__EXERCISE INSTRUCTIONS__
With the pictures excluded, repeat every entry exactly.

%%

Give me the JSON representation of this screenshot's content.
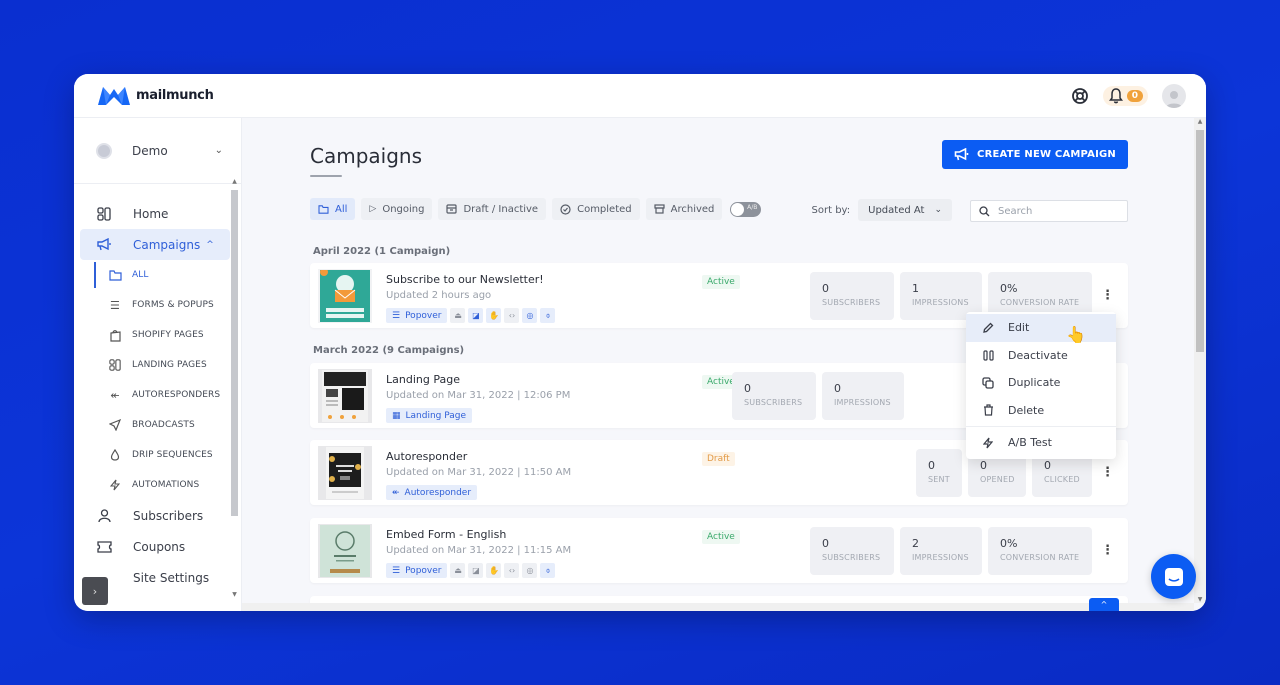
{
  "brand": {
    "name": "mailmunch",
    "color": "#0b5cf3"
  },
  "topbar": {
    "help_icon": "lifebuoy-icon",
    "notifications_count": "0",
    "avatar_icon": "user-avatar-icon"
  },
  "sidebar": {
    "workspace": "Demo",
    "nav": [
      {
        "label": "Home",
        "icon": "home-grid-icon"
      },
      {
        "label": "Campaigns",
        "icon": "megaphone-icon",
        "active": true
      }
    ],
    "sub": [
      {
        "label": "ALL",
        "icon": "folder-icon",
        "active": true
      },
      {
        "label": "FORMS & POPUPS",
        "icon": "list-icon"
      },
      {
        "label": "SHOPIFY PAGES",
        "icon": "shopify-bag-icon"
      },
      {
        "label": "LANDING PAGES",
        "icon": "grid-icon"
      },
      {
        "label": "AUTORESPONDERS",
        "icon": "reply-all-icon"
      },
      {
        "label": "BROADCASTS",
        "icon": "send-icon"
      },
      {
        "label": "DRIP SEQUENCES",
        "icon": "drop-icon"
      },
      {
        "label": "AUTOMATIONS",
        "icon": "bolt-icon"
      }
    ],
    "bottom": [
      {
        "label": "Subscribers",
        "icon": "user-icon"
      },
      {
        "label": "Coupons",
        "icon": "ticket-icon"
      },
      {
        "label": "Site Settings",
        "icon": "settings-icon"
      }
    ]
  },
  "main": {
    "title": "Campaigns",
    "create_button": "CREATE NEW CAMPAIGN",
    "filters": [
      {
        "label": "All",
        "active": true
      },
      {
        "label": "Ongoing"
      },
      {
        "label": "Draft / Inactive"
      },
      {
        "label": "Completed"
      },
      {
        "label": "Archived"
      }
    ],
    "toggle_label": "A/B",
    "sort_label": "Sort by:",
    "sort_value": "Updated At",
    "search_placeholder": "Search",
    "groups": [
      {
        "label": "April 2022 (1 Campaign)"
      },
      {
        "label": "March 2022 (9 Campaigns)"
      }
    ],
    "campaigns": [
      {
        "title": "Subscribe to our Newsletter!",
        "updated": "Updated 2 hours ago",
        "type": "Popover",
        "status": "Active",
        "stats": [
          {
            "value": "0",
            "label": "SUBSCRIBERS"
          },
          {
            "value": "1",
            "label": "IMPRESSIONS"
          },
          {
            "value": "0%",
            "label": "CONVERSION RATE"
          }
        ]
      },
      {
        "title": "Landing Page",
        "updated": "Updated on Mar 31, 2022 | 12:06 PM",
        "type": "Landing Page",
        "status": "Active",
        "stats": [
          {
            "value": "0",
            "label": "SUBSCRIBERS"
          },
          {
            "value": "0",
            "label": "IMPRESSIONS"
          }
        ]
      },
      {
        "title": "Autoresponder",
        "updated": "Updated on Mar 31, 2022 | 11:50 AM",
        "type": "Autoresponder",
        "status": "Draft",
        "stats": [
          {
            "value": "0",
            "label": "SENT"
          },
          {
            "value": "0",
            "label": "OPENED"
          },
          {
            "value": "0",
            "label": "CLICKED"
          }
        ]
      },
      {
        "title": "Embed Form - English",
        "updated": "Updated on Mar 31, 2022 | 11:15 AM",
        "type": "Popover",
        "status": "Active",
        "stats": [
          {
            "value": "0",
            "label": "SUBSCRIBERS"
          },
          {
            "value": "2",
            "label": "IMPRESSIONS"
          },
          {
            "value": "0%",
            "label": "CONVERSION RATE"
          }
        ]
      }
    ],
    "context_menu": [
      {
        "label": "Edit",
        "icon": "pencil-icon"
      },
      {
        "label": "Deactivate",
        "icon": "pause-icon"
      },
      {
        "label": "Duplicate",
        "icon": "copy-icon"
      },
      {
        "label": "Delete",
        "icon": "trash-icon"
      },
      {
        "label": "A/B Test",
        "icon": "bolt-icon"
      }
    ]
  }
}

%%

__FINISHED EXERCISE__
Give me the JSON representation of this screenshot's content.
{
  "brand": {
    "name": "mailmunch",
    "color": "#0b5cf3"
  },
  "topbar": {
    "help_icon": "lifebuoy-icon",
    "notifications_count": "0",
    "avatar_icon": "user-avatar-icon"
  },
  "sidebar": {
    "workspace": "Demo",
    "nav": [
      {
        "label": "Home",
        "icon": "home-grid-icon"
      },
      {
        "label": "Campaigns",
        "icon": "megaphone-icon",
        "active": true
      }
    ],
    "sub": [
      {
        "label": "ALL",
        "icon": "folder-icon",
        "active": true
      },
      {
        "label": "FORMS & POPUPS",
        "icon": "list-icon"
      },
      {
        "label": "SHOPIFY PAGES",
        "icon": "shopify-bag-icon"
      },
      {
        "label": "LANDING PAGES",
        "icon": "grid-icon"
      },
      {
        "label": "AUTORESPONDERS",
        "icon": "reply-all-icon"
      },
      {
        "label": "BROADCASTS",
        "icon": "send-icon"
      },
      {
        "label": "DRIP SEQUENCES",
        "icon": "drop-icon"
      },
      {
        "label": "AUTOMATIONS",
        "icon": "bolt-icon"
      }
    ],
    "bottom": [
      {
        "label": "Subscribers",
        "icon": "user-icon"
      },
      {
        "label": "Coupons",
        "icon": "ticket-icon"
      },
      {
        "label": "Site Settings",
        "icon": "settings-icon"
      }
    ]
  },
  "main": {
    "title": "Campaigns",
    "create_button": "CREATE NEW CAMPAIGN",
    "filters": [
      {
        "label": "All",
        "active": true
      },
      {
        "label": "Ongoing"
      },
      {
        "label": "Draft / Inactive"
      },
      {
        "label": "Completed"
      },
      {
        "label": "Archived"
      }
    ],
    "toggle_label": "A/B",
    "sort_label": "Sort by:",
    "sort_value": "Updated At",
    "search_placeholder": "Search",
    "groups": [
      {
        "label": "April 2022 (1 Campaign)"
      },
      {
        "label": "March 2022 (9 Campaigns)"
      }
    ],
    "campaigns": [
      {
        "title": "Subscribe to our Newsletter!",
        "updated": "Updated 2 hours ago",
        "type": "Popover",
        "status": "Active",
        "stats": [
          {
            "value": "0",
            "label": "SUBSCRIBERS"
          },
          {
            "value": "1",
            "label": "IMPRESSIONS"
          },
          {
            "value": "0%",
            "label": "CONVERSION RATE"
          }
        ]
      },
      {
        "title": "Landing Page",
        "updated": "Updated on Mar 31, 2022 | 12:06 PM",
        "type": "Landing Page",
        "status": "Active",
        "stats": [
          {
            "value": "0",
            "label": "SUBSCRIBERS"
          },
          {
            "value": "0",
            "label": "IMPRESSIONS"
          }
        ]
      },
      {
        "title": "Autoresponder",
        "updated": "Updated on Mar 31, 2022 | 11:50 AM",
        "type": "Autoresponder",
        "status": "Draft",
        "stats": [
          {
            "value": "0",
            "label": "SENT"
          },
          {
            "value": "0",
            "label": "OPENED"
          },
          {
            "value": "0",
            "label": "CLICKED"
          }
        ]
      },
      {
        "title": "Embed Form - English",
        "updated": "Updated on Mar 31, 2022 | 11:15 AM",
        "type": "Popover",
        "status": "Active",
        "stats": [
          {
            "value": "0",
            "label": "SUBSCRIBERS"
          },
          {
            "value": "2",
            "label": "IMPRESSIONS"
          },
          {
            "value": "0%",
            "label": "CONVERSION RATE"
          }
        ]
      }
    ],
    "context_menu": [
      {
        "label": "Edit",
        "icon": "pencil-icon"
      },
      {
        "label": "Deactivate",
        "icon": "pause-icon"
      },
      {
        "label": "Duplicate",
        "icon": "copy-icon"
      },
      {
        "label": "Delete",
        "icon": "trash-icon"
      },
      {
        "label": "A/B Test",
        "icon": "bolt-icon"
      }
    ]
  }
}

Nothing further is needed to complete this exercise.